In the future, I want to gain a better understanding of the limitations of PCT to be able to differentiate my approach depending on the situation. At the same time, I want to learn to find a balance between professional and personal relationships by maintaining appropriate boundaries. Without these boundaries, I will not be able to differentiate between my professional and personal life, which can lead to emotional problems.
Ackerman, C. (2020). 10 person-centered therapy techniques inspired by Carl Rogers. Positive Psychology. Web.
Boyer, W. (2015). Person-centered therapy: A philosophy to support early childhood education. Early Childhood Education Journal, 44(4), 343–348. Web.
Cerone, V. L. (2019). A brief psychodynamic and person-centered approach to address anticipatory loss in acute care settings. Journal of Social Work in End-of-Life & Palliative Care, 15(4), 145-156.
Colledge, R. (2017). Mastering counselling theory.

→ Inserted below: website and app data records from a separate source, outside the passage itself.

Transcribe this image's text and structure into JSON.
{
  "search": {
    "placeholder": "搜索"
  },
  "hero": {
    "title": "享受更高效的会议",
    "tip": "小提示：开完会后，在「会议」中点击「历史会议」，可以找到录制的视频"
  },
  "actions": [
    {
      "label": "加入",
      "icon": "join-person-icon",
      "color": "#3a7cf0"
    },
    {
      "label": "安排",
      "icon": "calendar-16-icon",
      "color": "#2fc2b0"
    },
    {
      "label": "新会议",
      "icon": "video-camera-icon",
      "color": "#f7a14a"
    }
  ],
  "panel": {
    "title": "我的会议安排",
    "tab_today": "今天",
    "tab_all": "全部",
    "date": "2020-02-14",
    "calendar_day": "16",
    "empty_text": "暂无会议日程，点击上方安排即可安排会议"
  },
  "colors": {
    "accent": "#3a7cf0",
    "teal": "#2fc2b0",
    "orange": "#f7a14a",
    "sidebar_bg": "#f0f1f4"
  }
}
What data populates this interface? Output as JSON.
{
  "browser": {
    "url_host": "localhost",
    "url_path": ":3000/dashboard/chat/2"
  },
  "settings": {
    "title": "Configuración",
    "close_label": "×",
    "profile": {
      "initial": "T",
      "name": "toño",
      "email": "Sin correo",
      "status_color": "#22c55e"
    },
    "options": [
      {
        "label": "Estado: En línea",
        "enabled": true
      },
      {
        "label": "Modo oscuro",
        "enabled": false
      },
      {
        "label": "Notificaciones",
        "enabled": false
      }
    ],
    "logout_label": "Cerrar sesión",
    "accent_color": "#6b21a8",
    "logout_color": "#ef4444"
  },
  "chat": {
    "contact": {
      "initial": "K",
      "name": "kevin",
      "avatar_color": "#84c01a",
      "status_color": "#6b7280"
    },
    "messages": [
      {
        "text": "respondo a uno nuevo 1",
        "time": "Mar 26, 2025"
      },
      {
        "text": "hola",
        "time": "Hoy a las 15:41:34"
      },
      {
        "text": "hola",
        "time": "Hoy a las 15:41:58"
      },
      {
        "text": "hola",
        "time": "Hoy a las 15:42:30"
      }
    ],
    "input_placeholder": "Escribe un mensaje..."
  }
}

McMillan International.
Cook, D., & Monk, L. (2020). “Being able to take that mask off”: Adolescent clients’ experiences of power in person-centered therapy relationships. Person-Centered & Experiential Psychotherapies, 19(2), 1–17.
Knutson, D., & Koch, J. M. (2019). Person-centered therapy as applied to work with transgender and gender diverse clients. Journal of Humanistic Psychology. Web.
McLeod, S. (2015). Person centered therapy. Simply Psychology. Web.
Nasir, M. A. M., Adli, A. H. T., & Fharizan, N. F. (2019). A person-centered therapy approach in handling counseling cases for gay and lesbian group. Perdana: International Journal of Academic Research, 6(2), 63-75.